__DATA RECORDS__:
-=-=-

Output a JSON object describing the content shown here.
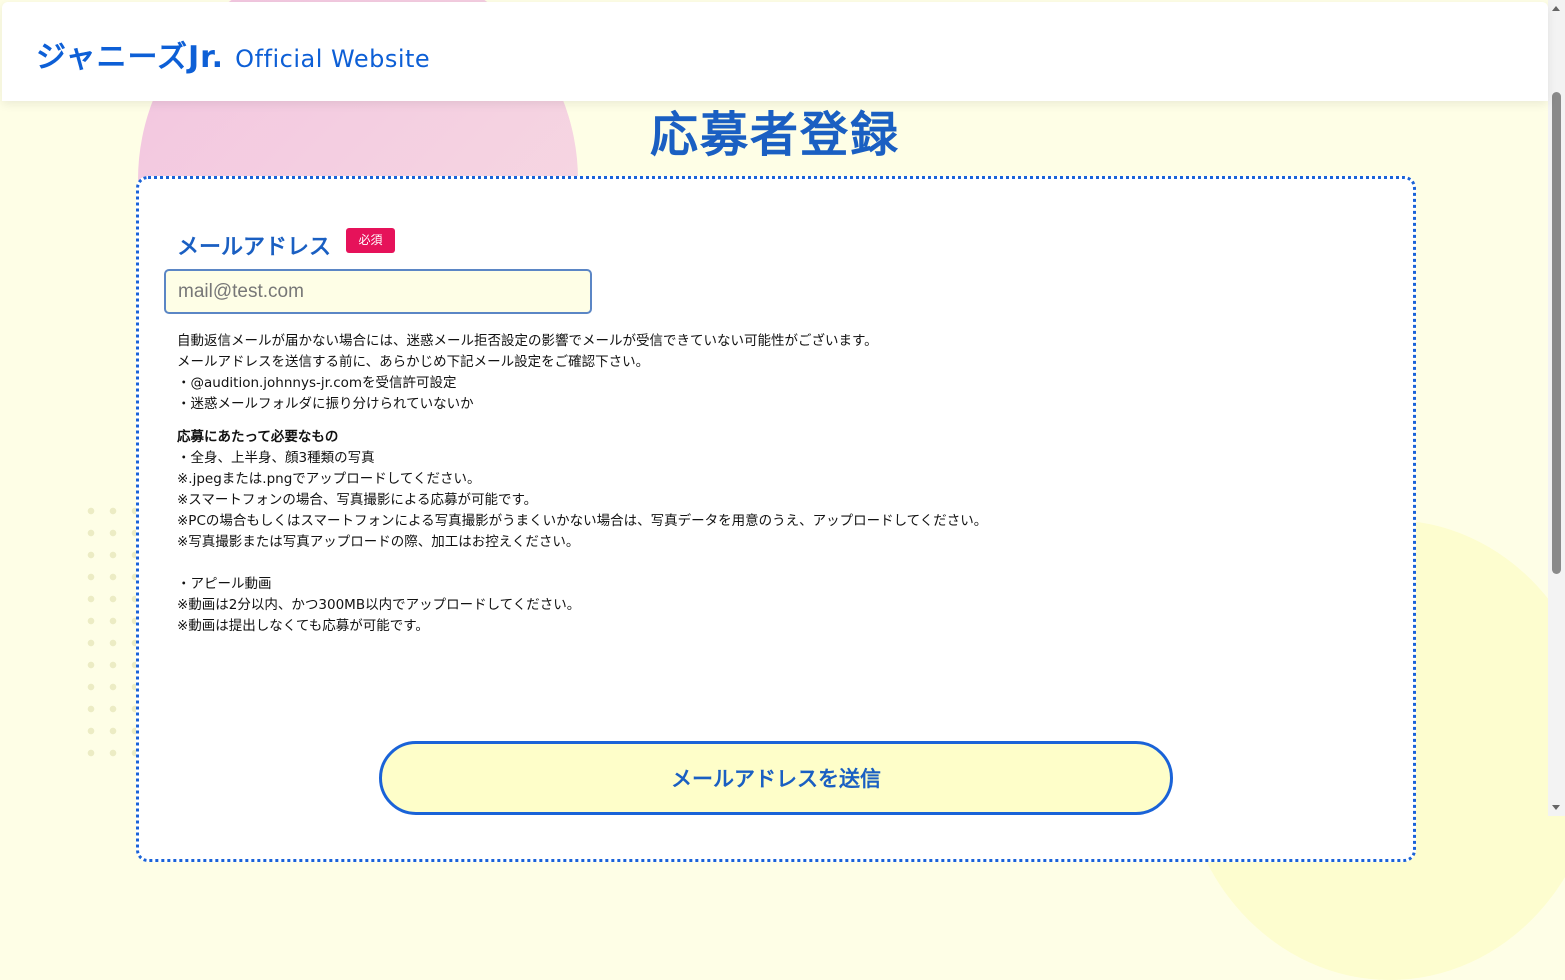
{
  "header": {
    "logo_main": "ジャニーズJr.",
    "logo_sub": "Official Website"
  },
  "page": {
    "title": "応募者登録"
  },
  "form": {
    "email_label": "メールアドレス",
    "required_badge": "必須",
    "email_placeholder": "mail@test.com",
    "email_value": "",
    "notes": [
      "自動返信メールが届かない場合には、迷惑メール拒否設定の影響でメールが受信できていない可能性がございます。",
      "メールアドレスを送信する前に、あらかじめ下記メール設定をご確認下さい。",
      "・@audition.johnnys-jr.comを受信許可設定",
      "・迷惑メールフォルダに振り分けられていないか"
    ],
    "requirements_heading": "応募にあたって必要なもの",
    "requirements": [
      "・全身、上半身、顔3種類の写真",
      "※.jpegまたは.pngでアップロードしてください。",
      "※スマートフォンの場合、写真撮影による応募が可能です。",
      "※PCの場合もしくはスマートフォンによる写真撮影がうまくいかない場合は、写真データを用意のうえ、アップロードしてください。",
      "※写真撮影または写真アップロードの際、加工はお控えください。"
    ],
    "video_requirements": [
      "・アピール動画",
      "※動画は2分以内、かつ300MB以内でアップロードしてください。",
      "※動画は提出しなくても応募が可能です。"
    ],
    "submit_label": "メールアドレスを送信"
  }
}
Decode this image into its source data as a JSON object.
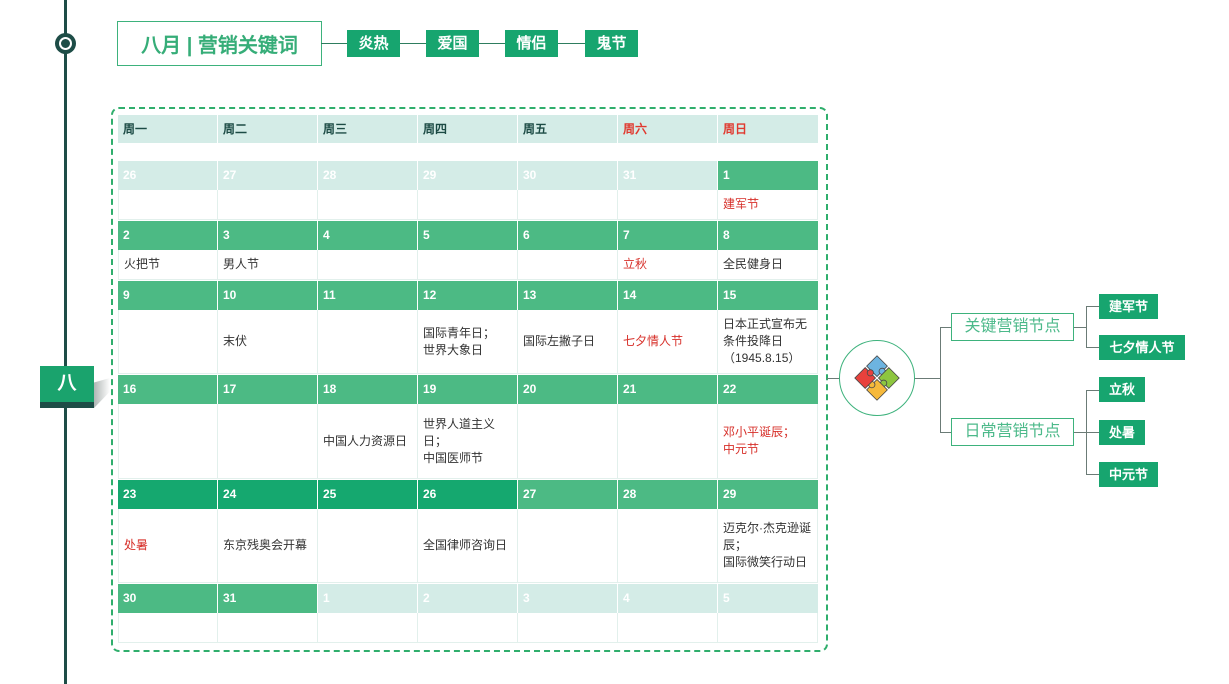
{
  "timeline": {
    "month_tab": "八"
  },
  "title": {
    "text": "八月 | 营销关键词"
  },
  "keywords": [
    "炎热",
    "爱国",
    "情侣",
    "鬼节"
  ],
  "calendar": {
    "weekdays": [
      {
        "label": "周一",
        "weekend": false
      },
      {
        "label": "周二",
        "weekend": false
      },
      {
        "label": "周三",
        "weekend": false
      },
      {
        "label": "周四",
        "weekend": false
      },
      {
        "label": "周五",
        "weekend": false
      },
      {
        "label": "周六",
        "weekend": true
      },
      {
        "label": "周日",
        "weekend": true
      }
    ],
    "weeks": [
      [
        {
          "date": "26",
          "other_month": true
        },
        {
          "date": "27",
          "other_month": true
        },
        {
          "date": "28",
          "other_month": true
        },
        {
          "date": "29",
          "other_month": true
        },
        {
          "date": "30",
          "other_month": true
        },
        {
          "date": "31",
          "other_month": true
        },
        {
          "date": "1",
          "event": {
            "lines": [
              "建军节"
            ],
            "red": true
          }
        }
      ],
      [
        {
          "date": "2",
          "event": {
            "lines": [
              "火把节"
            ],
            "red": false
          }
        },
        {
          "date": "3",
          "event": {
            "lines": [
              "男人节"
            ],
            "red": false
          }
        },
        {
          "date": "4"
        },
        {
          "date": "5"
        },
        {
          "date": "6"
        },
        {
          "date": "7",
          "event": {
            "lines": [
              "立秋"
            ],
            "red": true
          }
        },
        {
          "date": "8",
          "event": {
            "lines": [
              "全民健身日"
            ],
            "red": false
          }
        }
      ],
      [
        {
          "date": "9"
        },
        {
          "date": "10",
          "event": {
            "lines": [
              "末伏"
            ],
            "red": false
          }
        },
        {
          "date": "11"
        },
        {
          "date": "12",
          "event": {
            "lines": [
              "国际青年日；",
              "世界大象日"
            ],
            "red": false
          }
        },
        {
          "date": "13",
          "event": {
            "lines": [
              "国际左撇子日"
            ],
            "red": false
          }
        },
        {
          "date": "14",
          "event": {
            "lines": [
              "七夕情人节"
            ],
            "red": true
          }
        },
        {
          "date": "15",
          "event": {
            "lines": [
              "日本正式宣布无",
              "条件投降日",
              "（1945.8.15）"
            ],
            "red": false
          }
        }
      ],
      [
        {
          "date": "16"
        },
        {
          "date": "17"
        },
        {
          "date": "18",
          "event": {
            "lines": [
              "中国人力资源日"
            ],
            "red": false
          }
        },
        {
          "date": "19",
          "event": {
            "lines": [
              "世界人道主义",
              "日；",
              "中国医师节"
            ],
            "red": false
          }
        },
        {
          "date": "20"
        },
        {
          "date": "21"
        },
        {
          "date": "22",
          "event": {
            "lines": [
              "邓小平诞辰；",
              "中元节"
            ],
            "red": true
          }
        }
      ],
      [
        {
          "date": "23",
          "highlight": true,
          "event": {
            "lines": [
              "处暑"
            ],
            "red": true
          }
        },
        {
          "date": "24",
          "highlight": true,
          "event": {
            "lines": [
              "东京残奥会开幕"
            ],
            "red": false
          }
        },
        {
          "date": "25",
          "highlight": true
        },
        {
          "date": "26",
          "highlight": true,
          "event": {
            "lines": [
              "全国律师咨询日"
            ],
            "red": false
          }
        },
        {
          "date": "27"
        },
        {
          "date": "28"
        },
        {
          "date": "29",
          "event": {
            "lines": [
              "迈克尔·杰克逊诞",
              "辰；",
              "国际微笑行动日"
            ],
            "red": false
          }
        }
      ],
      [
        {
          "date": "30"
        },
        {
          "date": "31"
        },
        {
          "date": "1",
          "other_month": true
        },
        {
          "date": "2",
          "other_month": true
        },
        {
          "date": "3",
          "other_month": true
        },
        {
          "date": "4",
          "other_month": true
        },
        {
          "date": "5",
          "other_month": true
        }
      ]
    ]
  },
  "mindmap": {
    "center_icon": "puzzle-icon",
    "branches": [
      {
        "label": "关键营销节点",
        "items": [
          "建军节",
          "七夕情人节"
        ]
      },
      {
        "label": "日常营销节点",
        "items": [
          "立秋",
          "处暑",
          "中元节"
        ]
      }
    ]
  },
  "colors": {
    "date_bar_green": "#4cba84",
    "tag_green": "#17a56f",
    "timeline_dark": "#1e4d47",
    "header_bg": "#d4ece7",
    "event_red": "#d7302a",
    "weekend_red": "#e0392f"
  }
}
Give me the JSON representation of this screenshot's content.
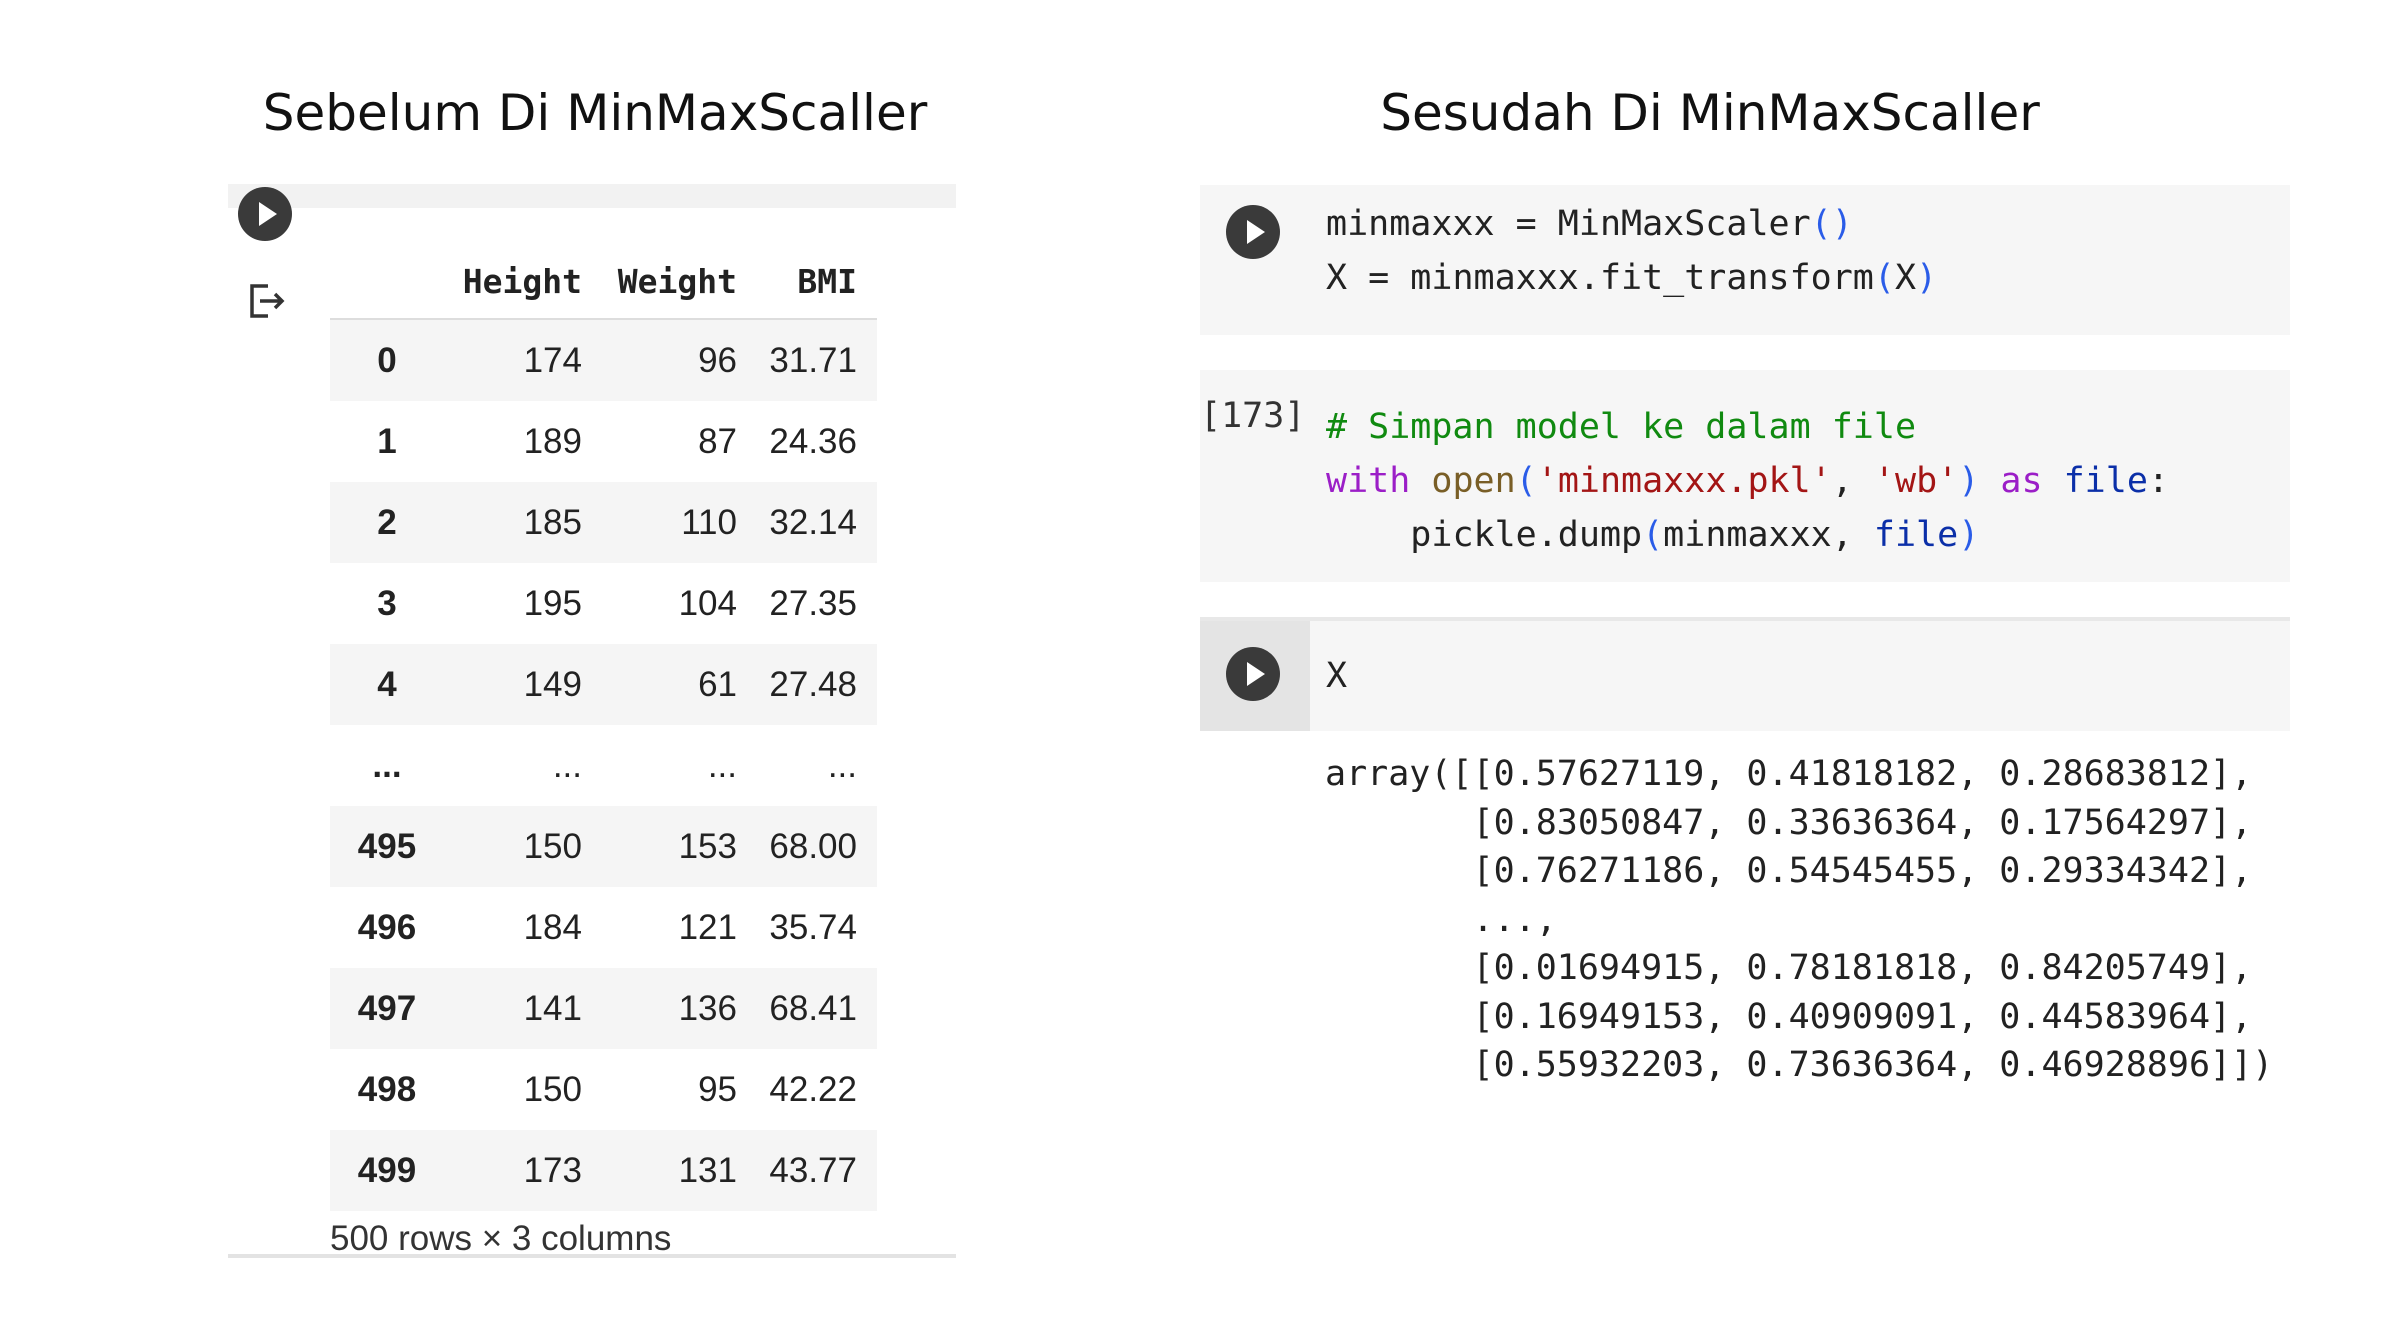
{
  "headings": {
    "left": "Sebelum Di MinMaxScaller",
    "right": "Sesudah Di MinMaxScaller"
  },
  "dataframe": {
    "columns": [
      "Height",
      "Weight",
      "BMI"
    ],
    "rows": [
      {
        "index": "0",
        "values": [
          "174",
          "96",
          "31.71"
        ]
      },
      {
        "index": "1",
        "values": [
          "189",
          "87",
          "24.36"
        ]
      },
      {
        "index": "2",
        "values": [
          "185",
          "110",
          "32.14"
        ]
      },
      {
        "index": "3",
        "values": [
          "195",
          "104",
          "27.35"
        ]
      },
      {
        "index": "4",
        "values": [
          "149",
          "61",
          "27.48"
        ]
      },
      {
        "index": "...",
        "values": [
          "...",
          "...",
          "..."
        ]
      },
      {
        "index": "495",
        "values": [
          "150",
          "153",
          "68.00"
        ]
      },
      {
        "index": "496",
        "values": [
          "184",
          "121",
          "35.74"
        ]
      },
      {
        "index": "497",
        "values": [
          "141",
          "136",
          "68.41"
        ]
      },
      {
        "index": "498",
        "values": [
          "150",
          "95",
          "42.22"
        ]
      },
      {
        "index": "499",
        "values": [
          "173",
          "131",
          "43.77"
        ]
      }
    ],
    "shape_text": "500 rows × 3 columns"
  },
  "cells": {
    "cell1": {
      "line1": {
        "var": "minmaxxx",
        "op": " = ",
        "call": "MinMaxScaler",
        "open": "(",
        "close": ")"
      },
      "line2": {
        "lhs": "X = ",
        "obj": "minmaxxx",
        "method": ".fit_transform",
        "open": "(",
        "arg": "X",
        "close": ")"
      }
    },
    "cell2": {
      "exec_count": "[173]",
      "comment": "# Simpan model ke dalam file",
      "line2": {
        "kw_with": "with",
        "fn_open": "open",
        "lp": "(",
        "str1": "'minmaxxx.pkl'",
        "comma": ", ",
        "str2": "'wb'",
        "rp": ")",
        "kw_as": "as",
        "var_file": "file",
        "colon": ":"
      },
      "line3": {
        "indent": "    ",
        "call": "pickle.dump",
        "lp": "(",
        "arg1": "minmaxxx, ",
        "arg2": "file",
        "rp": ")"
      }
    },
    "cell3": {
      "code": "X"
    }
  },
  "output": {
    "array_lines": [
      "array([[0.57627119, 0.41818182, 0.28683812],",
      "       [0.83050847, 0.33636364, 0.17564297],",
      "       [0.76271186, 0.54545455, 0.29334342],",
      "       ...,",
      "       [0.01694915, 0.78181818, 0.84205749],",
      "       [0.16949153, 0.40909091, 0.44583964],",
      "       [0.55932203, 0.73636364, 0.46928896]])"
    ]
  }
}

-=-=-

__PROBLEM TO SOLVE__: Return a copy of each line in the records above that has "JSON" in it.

__REPLY TO THE TASK__:
Output a JSON object describing the content shown here.
Decode this image into its source data as a JSON object.
Give me the JSON representation of this screenshot's content.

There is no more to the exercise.